Elections for posts at various levels took place in the Russian Federation on Sunday, 9 September. Although the electoral campaigns were largely seen as “quiet and uncompetitive”, there were some setbacks for Kremlin-backed candidates. The same day, nation-wide protests against planned pension reforms resulted in more than 1,000 arrests.
Sunday was a busy day. There were:
- 22 direct elections for regional heads, including the mayor of Moscow;
- three indirect elections for regional heads;
- a set of 16 elections for deputies of regional legislatures;
- a set of 12 elections for seats in representative bodies of regional administrative centres;
- four elections for heads of regional administrative centres;
- and seven by-election races for seats in the State Duma – the lower chamber of the national-level parliament, the Federal Assembly.
This is a difficult time for President Vladimir Putin. In the middle of June 2018, the Government introduced a bill into the State Duma proposing to raise the retirement age for men and women – a move that was met with widespread criticism and anger from Russian citizens. This was reflected in Putin’s popularity. According to the Levada Centre – an independent polling body – Putin had an approval rating of 82% in April 2018. This, however, fell to 67% by July 2018. Support for United Russia – the Kremlin-controlled ‘party of power’ – fell even further. Although Putin made an address to the nation, proposing measures to soften the reform package, popular opposition to the amended initiative remains high.
These conditions made the Kremlin nervous in the run-up to 9 September election day. To be sure, the Kremlin has extensive experience in un-levelling the electoral playing field, through a combination of things like skewed media coverage, harassment of opposition figures, and outright electoral fraud. But there is still some degree of uncertainty. That is natural for a system of “sovereign democracy” or competitive authoritarianism.
Pension reform unease certainly affected the election results. The most interesting electoral results relate to run-off votes in four gubernatorial races. In Khabarovsk Krai, Khakassia, Vladimir Oblast, and Primorsk Krai, no candidate achieved the necessary 50% to secure victory in the first round of voting. This outcome was largely expected for the first three of these four cases. (For an overview of the electoral campaigns in the broader context of Russian politics, see my pre-elections interview for Bear Market Brief.) This will be an important moment to see whether nominally opposition parties – primarily, the Communist Party (KPRF) and the Liberal-Democratic Party (LDPR) – can join forces to defeat the Kremlin-backed candidates in second-round voting. It will also be an important moment to see whether voters will carry on their pension reform-related protest votes into the second round.
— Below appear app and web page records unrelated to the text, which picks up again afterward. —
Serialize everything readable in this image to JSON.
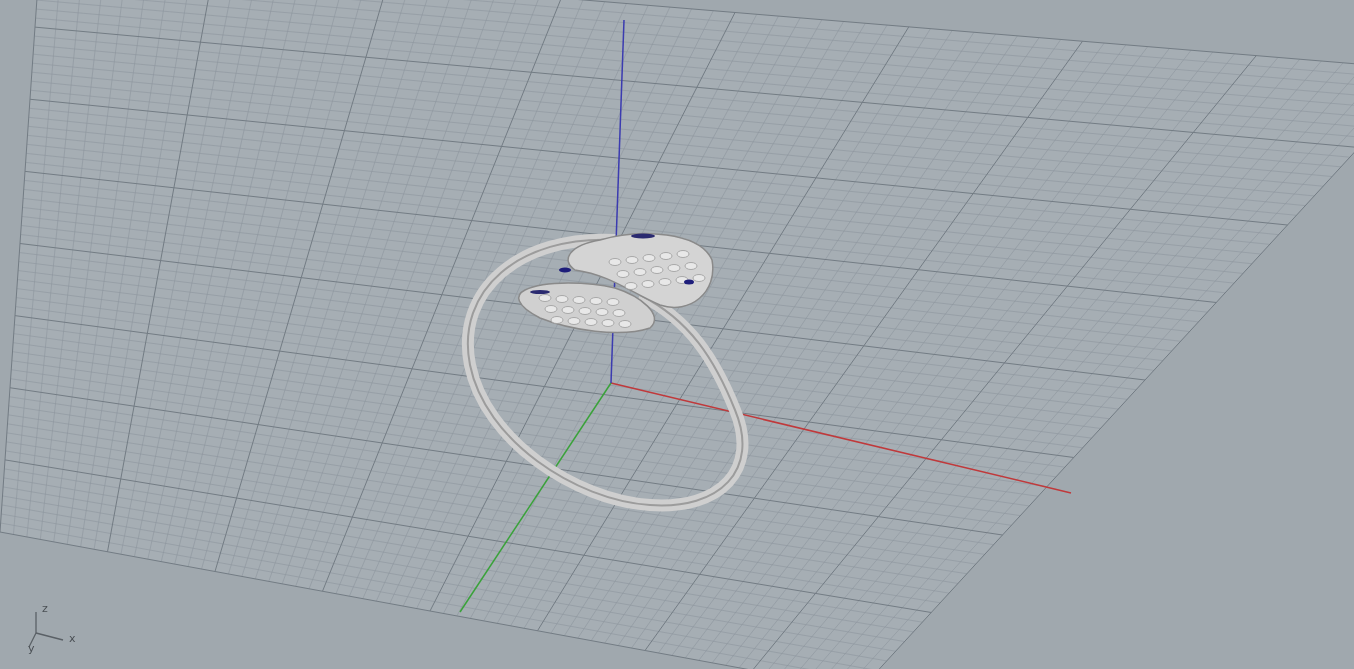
{
  "viewport": {
    "axis_labels": [
      {
        "label": "z"
      },
      {
        "label": "x"
      },
      {
        "label": "y"
      }
    ]
  }
}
Much is being made of these second-round votes, given their previous infrequency. 2012 saw the re-introduction of direct gubernatorial elections. Although touted by the Kremlin as a key democratic reform, Putin’s team made sure the federal centre retained broad control over who ended up as regional heads. One such mechanism for control is called the “municipal filter” – a means to help block the candidacies of Kremlin-hostile figures. As a result, a second-round gubernatorial vote took place only once following 2012 – in 2015 in Irkutsk Oblast, when the Communist Party (KPRF) candidate, Sergei Levchenko, beat the sitting United Russia governor, Sergei Eroshchenko.
Results for regional assembly elections on Sunday also proved interesting. In three assembly races – in Khakassia, Irkutsk Oblast, and Ulyanovsk Oblast – United Russia came second to the Communist Party (KPRF) in the party-list portion of the vote. Moreover, in 11 of the 16 regional assembly elections, United Russia failed to achieve 50% or above in the party-list vote.
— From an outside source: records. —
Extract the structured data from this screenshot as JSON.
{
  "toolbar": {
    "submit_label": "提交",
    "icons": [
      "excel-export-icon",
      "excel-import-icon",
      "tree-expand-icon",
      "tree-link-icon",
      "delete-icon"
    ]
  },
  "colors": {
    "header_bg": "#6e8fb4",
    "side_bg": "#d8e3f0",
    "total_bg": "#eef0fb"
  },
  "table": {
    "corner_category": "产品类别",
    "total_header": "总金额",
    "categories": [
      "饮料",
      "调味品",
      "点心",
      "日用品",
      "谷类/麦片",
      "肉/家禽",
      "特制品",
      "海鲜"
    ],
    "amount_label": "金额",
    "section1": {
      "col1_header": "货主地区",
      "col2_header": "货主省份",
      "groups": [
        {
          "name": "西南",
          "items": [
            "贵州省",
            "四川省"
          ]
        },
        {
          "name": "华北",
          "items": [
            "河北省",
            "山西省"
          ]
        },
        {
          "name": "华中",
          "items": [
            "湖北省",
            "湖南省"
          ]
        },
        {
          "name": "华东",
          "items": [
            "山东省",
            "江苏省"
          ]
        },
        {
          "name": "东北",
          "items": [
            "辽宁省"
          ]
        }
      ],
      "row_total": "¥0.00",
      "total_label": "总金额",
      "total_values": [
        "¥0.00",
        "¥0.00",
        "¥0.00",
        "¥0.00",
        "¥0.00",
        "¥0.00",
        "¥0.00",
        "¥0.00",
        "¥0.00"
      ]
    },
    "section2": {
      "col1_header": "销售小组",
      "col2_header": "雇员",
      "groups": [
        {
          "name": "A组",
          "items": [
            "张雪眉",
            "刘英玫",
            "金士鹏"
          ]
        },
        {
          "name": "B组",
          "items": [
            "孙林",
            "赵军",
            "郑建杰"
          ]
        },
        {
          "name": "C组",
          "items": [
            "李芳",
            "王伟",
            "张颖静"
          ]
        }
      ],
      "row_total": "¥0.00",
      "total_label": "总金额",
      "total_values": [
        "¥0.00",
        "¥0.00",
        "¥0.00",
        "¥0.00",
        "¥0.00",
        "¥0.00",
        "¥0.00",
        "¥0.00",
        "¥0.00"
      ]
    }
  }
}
At the same time, even though KPRF achieved a plurality of party-list votes in elections for three regional legislatures, it achieved a majority of seats in none. For example, in Irkutsk Oblast’s regional assembly, of the 45 seats up for grabs, the Communists secured 18, compared to United Russia’s 17 – figures that include seats won both through the party-list and single-mandate-district races.
United Russia’s leadership put on a brave face when the election results became clear. Many of the difficult moments were anticipated, as was the low turnout. But the very public nature of electoral setbacks – regardless of the understandably difficult conditions fostered by an unpopular social policy reform – presents a challenge for the Kremlin. The current political elite – like many other such ruling groups in non-democracies – emphasises the importance of projecting strength as a means of perpetuating its rule. In combination with the country-wide, Navalny-orchestrated protests on 9 September, election results that go against the Kremlin’s wishes weaken that image of invincibility. The Kremlin will, therefore, do everything it can going forward to prevent a fusion of Navalny’s mobilising efforts with those of nominally ‘opposition’ political parties, as well as growing segments of Russian society who are bearing the brunt of difficult economic conditions.